Youth-serving programs and initiatives at the federal, state, local, and tribal levels work to support all youth, with an emphasis on the most vulnerable youth, particularly those who are disconnected from school, work, family, or community. Disconnected youth1 are often defined as young people ages 14-24 who are homeless, in foster care, involved in the justice system, or are neither employed nor enrolled in an educational institution. Across the U.S., there are approximately 6.7 million youth that exhibit one or more of the above risk factors and touch multiple systems.2 Youth disconnection has serious consequences for individuals and society, as young people who are disconnected cost the nation billions of dollars every year in lost earnings, welfare and medical costs, and unmet personal potential.
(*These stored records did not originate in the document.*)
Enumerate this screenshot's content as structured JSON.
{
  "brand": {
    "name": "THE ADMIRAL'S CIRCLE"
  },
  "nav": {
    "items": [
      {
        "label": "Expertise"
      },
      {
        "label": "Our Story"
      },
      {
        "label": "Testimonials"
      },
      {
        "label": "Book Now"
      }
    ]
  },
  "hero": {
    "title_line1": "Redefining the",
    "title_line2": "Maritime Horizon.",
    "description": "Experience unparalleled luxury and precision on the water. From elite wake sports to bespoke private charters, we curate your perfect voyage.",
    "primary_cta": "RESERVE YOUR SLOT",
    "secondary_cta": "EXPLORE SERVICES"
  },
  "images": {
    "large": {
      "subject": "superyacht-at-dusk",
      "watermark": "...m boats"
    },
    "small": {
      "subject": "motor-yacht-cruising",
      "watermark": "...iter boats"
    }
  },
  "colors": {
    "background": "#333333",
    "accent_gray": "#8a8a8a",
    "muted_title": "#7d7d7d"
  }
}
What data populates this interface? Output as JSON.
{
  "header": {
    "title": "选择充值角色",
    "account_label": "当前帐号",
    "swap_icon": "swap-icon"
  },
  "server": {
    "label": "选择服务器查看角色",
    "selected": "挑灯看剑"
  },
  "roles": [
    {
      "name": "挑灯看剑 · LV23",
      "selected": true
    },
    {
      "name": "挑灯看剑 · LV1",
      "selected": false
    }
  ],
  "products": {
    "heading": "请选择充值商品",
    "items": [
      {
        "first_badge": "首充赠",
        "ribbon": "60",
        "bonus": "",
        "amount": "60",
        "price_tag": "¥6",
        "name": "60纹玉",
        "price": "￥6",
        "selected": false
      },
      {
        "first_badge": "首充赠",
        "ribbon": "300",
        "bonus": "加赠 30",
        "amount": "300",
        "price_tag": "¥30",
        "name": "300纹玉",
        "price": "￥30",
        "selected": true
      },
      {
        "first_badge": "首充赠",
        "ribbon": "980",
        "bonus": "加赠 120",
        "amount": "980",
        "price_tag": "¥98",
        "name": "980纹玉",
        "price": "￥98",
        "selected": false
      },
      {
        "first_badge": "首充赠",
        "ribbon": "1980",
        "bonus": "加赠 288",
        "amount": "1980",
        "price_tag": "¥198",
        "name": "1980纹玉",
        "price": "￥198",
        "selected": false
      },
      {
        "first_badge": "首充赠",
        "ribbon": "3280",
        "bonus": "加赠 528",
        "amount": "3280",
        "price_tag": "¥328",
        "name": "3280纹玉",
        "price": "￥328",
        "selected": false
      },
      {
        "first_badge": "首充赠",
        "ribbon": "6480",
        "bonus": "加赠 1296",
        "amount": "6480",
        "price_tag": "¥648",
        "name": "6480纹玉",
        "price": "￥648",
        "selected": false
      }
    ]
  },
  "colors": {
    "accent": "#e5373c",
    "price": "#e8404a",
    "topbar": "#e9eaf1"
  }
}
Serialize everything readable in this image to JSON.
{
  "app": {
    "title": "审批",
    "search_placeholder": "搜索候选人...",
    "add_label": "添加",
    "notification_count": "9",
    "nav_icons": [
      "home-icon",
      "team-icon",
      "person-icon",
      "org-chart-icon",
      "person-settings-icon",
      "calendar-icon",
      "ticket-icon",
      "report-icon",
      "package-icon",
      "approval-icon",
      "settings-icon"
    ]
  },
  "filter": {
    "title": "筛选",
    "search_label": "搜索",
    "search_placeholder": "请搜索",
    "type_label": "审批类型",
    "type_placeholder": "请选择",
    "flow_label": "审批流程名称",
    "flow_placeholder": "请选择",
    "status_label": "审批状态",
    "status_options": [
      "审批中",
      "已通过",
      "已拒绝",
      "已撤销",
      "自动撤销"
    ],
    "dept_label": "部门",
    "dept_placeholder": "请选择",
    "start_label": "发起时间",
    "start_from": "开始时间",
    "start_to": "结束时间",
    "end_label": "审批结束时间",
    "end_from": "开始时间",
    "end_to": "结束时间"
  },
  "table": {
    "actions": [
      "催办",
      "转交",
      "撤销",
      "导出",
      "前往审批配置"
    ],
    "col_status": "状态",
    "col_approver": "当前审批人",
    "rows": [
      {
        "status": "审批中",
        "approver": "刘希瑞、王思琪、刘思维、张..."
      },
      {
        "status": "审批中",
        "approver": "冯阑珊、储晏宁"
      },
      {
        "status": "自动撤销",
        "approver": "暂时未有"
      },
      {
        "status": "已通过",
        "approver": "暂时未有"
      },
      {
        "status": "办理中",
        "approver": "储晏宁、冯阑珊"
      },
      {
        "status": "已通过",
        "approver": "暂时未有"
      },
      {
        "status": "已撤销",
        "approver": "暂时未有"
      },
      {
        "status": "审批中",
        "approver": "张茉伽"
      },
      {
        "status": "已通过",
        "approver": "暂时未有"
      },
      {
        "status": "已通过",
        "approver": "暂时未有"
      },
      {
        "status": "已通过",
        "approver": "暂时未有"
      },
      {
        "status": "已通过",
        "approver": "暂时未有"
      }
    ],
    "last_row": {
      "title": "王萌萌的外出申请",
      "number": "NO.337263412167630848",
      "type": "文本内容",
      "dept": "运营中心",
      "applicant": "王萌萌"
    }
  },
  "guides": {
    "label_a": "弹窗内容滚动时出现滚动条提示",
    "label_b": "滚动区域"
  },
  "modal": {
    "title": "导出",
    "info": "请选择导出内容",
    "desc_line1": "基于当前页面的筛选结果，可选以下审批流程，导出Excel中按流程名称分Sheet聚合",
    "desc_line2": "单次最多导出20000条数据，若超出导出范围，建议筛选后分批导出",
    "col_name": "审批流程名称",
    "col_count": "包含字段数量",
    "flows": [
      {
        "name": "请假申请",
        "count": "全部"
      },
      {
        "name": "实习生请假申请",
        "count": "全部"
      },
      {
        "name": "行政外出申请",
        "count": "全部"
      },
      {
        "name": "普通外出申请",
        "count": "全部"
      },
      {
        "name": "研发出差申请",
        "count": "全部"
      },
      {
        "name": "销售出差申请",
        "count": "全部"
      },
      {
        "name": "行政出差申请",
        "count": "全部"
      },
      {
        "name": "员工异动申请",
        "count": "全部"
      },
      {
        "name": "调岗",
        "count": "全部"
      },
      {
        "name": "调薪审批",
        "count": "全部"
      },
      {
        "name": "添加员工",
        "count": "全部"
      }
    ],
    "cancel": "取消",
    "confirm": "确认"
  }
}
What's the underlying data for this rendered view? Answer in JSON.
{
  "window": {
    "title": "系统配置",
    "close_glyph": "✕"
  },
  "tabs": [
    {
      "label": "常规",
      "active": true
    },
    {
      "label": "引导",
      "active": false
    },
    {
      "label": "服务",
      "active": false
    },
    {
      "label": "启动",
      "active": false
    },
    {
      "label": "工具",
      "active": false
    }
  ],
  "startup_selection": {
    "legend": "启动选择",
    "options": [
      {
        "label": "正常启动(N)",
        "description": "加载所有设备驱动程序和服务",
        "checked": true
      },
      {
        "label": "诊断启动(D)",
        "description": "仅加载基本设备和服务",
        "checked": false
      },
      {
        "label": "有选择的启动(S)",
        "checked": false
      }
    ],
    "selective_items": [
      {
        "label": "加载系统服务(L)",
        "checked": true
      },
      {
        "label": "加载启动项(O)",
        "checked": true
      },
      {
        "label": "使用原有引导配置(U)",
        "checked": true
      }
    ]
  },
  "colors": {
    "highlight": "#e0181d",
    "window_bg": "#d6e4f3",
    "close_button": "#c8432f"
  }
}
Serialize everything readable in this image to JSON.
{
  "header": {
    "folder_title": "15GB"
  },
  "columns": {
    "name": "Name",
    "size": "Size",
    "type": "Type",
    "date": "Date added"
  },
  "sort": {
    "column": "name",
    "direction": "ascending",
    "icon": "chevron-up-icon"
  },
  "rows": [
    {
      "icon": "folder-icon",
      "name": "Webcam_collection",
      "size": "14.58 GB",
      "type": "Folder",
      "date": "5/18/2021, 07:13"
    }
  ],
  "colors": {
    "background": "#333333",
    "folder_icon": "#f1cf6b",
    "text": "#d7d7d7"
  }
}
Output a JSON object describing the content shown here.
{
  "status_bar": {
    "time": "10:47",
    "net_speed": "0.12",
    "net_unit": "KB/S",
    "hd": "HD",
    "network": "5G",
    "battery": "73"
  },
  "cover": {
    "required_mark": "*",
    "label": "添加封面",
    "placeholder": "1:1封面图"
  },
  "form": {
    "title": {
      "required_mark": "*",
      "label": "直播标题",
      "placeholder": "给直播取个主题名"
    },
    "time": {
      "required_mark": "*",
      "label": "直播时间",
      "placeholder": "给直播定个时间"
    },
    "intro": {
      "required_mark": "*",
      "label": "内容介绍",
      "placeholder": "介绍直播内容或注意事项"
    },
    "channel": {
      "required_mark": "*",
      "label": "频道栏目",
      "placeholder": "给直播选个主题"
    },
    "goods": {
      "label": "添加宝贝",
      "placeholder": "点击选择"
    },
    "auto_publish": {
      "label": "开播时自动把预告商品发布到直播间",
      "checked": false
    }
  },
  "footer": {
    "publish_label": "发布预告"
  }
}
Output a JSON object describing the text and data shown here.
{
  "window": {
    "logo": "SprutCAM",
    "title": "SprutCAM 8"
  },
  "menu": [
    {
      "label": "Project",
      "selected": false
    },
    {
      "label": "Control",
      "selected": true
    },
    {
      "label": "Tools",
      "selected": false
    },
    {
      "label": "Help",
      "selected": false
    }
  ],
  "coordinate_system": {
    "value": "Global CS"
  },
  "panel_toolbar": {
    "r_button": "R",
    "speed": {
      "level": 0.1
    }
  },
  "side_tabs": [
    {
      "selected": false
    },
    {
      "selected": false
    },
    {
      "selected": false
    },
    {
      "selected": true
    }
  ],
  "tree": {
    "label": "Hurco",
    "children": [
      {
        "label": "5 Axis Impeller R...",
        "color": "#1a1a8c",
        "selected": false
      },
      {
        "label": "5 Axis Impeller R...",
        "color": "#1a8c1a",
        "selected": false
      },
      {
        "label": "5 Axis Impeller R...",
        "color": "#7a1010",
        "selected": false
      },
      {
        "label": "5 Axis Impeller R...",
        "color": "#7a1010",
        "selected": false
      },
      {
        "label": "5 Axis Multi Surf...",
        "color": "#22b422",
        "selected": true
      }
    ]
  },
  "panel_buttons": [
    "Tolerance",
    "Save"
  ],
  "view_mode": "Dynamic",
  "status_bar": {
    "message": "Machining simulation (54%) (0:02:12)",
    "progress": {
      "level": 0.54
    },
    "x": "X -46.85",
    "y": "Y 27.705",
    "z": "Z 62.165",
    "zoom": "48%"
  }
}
Federal coordination is critical to the support of youth, particularly disconnected youth and those at risk of disconnection, who often experience a range of challenges best addressed through a coordinated approach. The best use of federal resources will maximize existing flexibilities and explore strategies for working together across agencies.
Information is presented on an overarching framework for collaboration to address the needs of all youth as well as a range of action steps focusing on most vulnerable youth—those who are disconnected from school, work, or family and those facing violence or homelessness. There is synergy across these key efforts and a clear role for agencies across government in advancing this work. Multiple rounds of public input have shaped these efforts and additonal feedback is requested on the Pathways for Youth: Draft Strategic Plan for Federal Collaboration.
1 The term “Opportunity Youth” may also be used to describe this population.
2 Belfied, Levin, and Rosen, “The Economic Value of Opportunity Youth” (Jan. 2012), http://www.civicenterprises.net/MediaLibrary/Docs/econ_value_opportunity...